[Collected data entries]
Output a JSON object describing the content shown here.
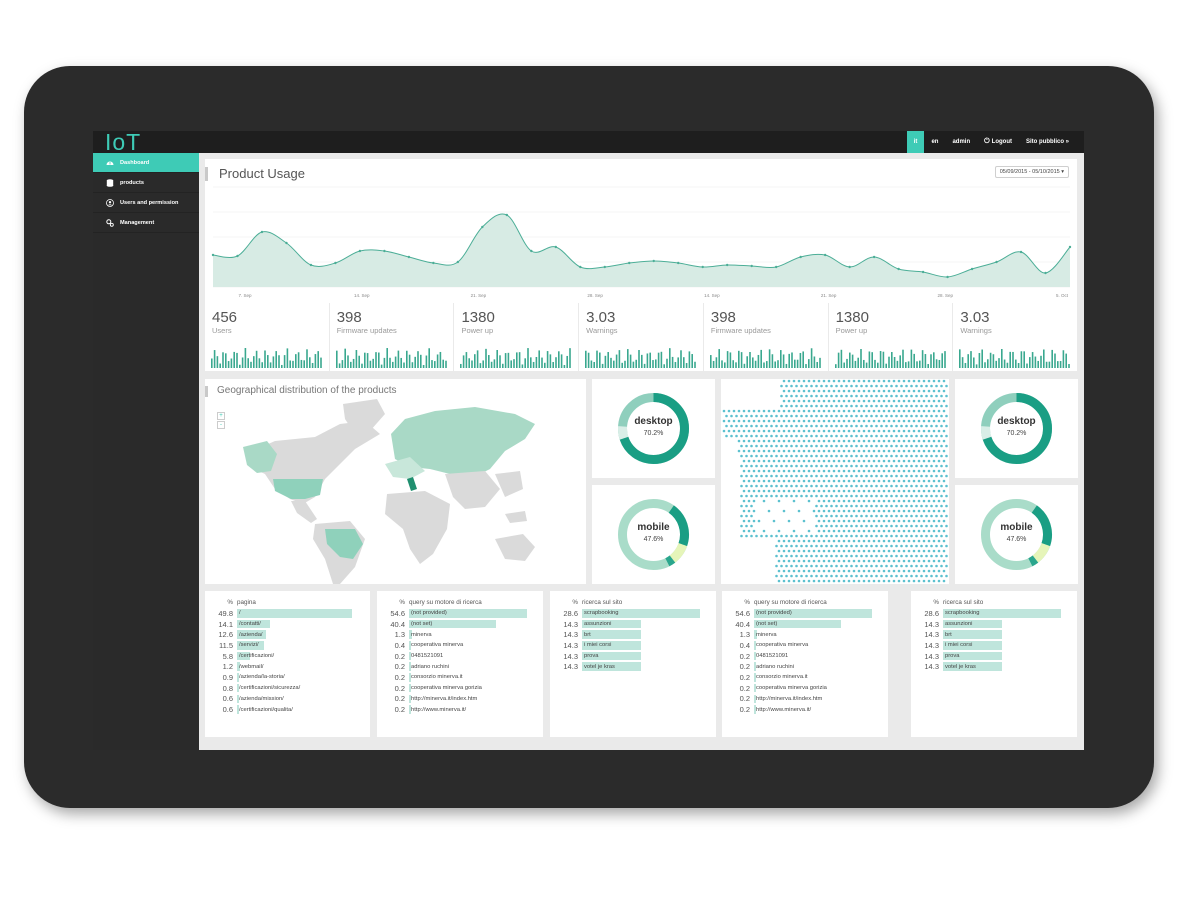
{
  "app": {
    "logo": "IoT"
  },
  "topnav": {
    "items": [
      "it",
      "en",
      "admin",
      "Logout",
      "Sito pubblico »"
    ]
  },
  "sidebar": {
    "items": [
      "Dashboard",
      "products",
      "Users and permission",
      "Management"
    ]
  },
  "usage": {
    "title": "Product Usage",
    "date_range": "05/09/2015 - 05/10/2015"
  },
  "chart_data": {
    "type": "area",
    "x_tick_labels": [
      "7. Sep",
      "14. Sep",
      "21. Sep",
      "28. Sep",
      "14. Sep",
      "21. Sep",
      "28. Sep",
      "5. Oct"
    ],
    "values": [
      32,
      31,
      55,
      44,
      22,
      24,
      36,
      36,
      30,
      24,
      25,
      60,
      72,
      36,
      40,
      20,
      20,
      24,
      26,
      24,
      20,
      22,
      21,
      20,
      30,
      32,
      20,
      30,
      18,
      15,
      10,
      18,
      25,
      35,
      14,
      40
    ],
    "colors": {
      "line": "#4cae97",
      "fill": "#d7ebe4"
    }
  },
  "stats": [
    {
      "value": "456",
      "label": "Users"
    },
    {
      "value": "398",
      "label": "Firmware updates"
    },
    {
      "value": "1380",
      "label": "Power up"
    },
    {
      "value": "3.03",
      "label": "Warnings"
    },
    {
      "value": "398",
      "label": "Firmware updates"
    },
    {
      "value": "1380",
      "label": "Power up"
    },
    {
      "value": "3.03",
      "label": "Warnings"
    }
  ],
  "geo": {
    "title": "Geographical distribution of the products",
    "zoom_in": "+",
    "zoom_out": "-"
  },
  "donuts": [
    {
      "label": "desktop",
      "pct": "70.2%"
    },
    {
      "label": "mobile",
      "pct": "47.6%"
    },
    {
      "label": "desktop",
      "pct": "70.2%"
    },
    {
      "label": "mobile",
      "pct": "47.6%"
    }
  ],
  "tables": [
    {
      "h_pct": "%",
      "h_label": "pagina",
      "rows": [
        {
          "pct": "49.8",
          "label": "/"
        },
        {
          "pct": "14.1",
          "label": "/contatti/"
        },
        {
          "pct": "12.6",
          "label": "/azienda/"
        },
        {
          "pct": "11.5",
          "label": "/servizi/"
        },
        {
          "pct": "5.8",
          "label": "/certificazioni/"
        },
        {
          "pct": "1.2",
          "label": "/webmail/"
        },
        {
          "pct": "0.9",
          "label": "/azienda/la-storia/"
        },
        {
          "pct": "0.8",
          "label": "/certificazioni/sicurezza/"
        },
        {
          "pct": "0.6",
          "label": "/azienda/mission/"
        },
        {
          "pct": "0.6",
          "label": "/certificazioni/qualita/"
        }
      ]
    },
    {
      "h_pct": "%",
      "h_label": "query su motore di ricerca",
      "rows": [
        {
          "pct": "54.6",
          "label": "(not provided)"
        },
        {
          "pct": "40.4",
          "label": "(not set)"
        },
        {
          "pct": "1.3",
          "label": "minerva"
        },
        {
          "pct": "0.4",
          "label": "cooperativa minerva"
        },
        {
          "pct": "0.2",
          "label": "0481521091"
        },
        {
          "pct": "0.2",
          "label": "adriano ruchini"
        },
        {
          "pct": "0.2",
          "label": "consorzio minerva.it"
        },
        {
          "pct": "0.2",
          "label": "cooperativa minerva gorizia"
        },
        {
          "pct": "0.2",
          "label": "http://minerva.it/index.htm"
        },
        {
          "pct": "0.2",
          "label": "http://www.minerva.it/"
        }
      ]
    },
    {
      "h_pct": "%",
      "h_label": "ricerca sul sito",
      "rows": [
        {
          "pct": "28.6",
          "label": "scrapbooking"
        },
        {
          "pct": "14.3",
          "label": "assunzioni"
        },
        {
          "pct": "14.3",
          "label": "brt"
        },
        {
          "pct": "14.3",
          "label": "i miei corsi"
        },
        {
          "pct": "14.3",
          "label": "prova"
        },
        {
          "pct": "14.3",
          "label": "votel je kras"
        }
      ]
    },
    {
      "h_pct": "%",
      "h_label": "query su motore di ricerca",
      "rows": [
        {
          "pct": "54.6",
          "label": "(not provided)"
        },
        {
          "pct": "40.4",
          "label": "(not set)"
        },
        {
          "pct": "1.3",
          "label": "minerva"
        },
        {
          "pct": "0.4",
          "label": "cooperativa minerva"
        },
        {
          "pct": "0.2",
          "label": "0481521091"
        },
        {
          "pct": "0.2",
          "label": "adriano ruchini"
        },
        {
          "pct": "0.2",
          "label": "consorzio minerva.it"
        },
        {
          "pct": "0.2",
          "label": "cooperativa minerva gorizia"
        },
        {
          "pct": "0.2",
          "label": "http://minerva.it/index.htm"
        },
        {
          "pct": "0.2",
          "label": "http://www.minerva.it/"
        }
      ]
    },
    {
      "h_pct": "%",
      "h_label": "ricerca sul sito",
      "rows": [
        {
          "pct": "28.6",
          "label": "scrapbooking"
        },
        {
          "pct": "14.3",
          "label": "assunzioni"
        },
        {
          "pct": "14.3",
          "label": "brt"
        },
        {
          "pct": "14.3",
          "label": "i miei corsi"
        },
        {
          "pct": "14.3",
          "label": "prova"
        },
        {
          "pct": "14.3",
          "label": "votel je kras"
        }
      ]
    }
  ]
}
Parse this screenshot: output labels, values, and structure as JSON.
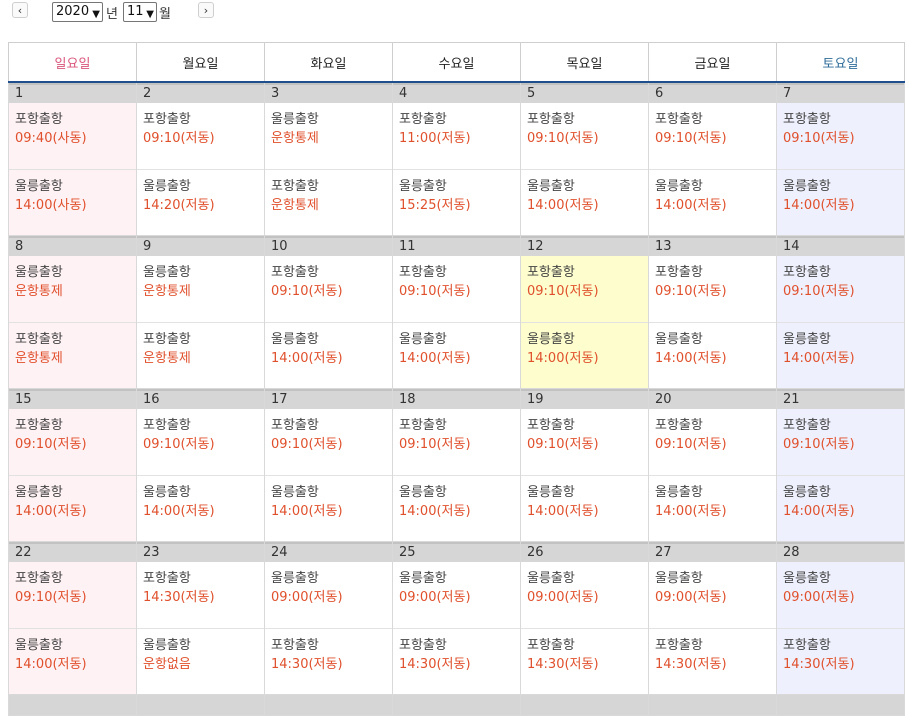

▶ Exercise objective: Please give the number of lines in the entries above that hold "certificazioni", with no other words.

▶ Task response: 3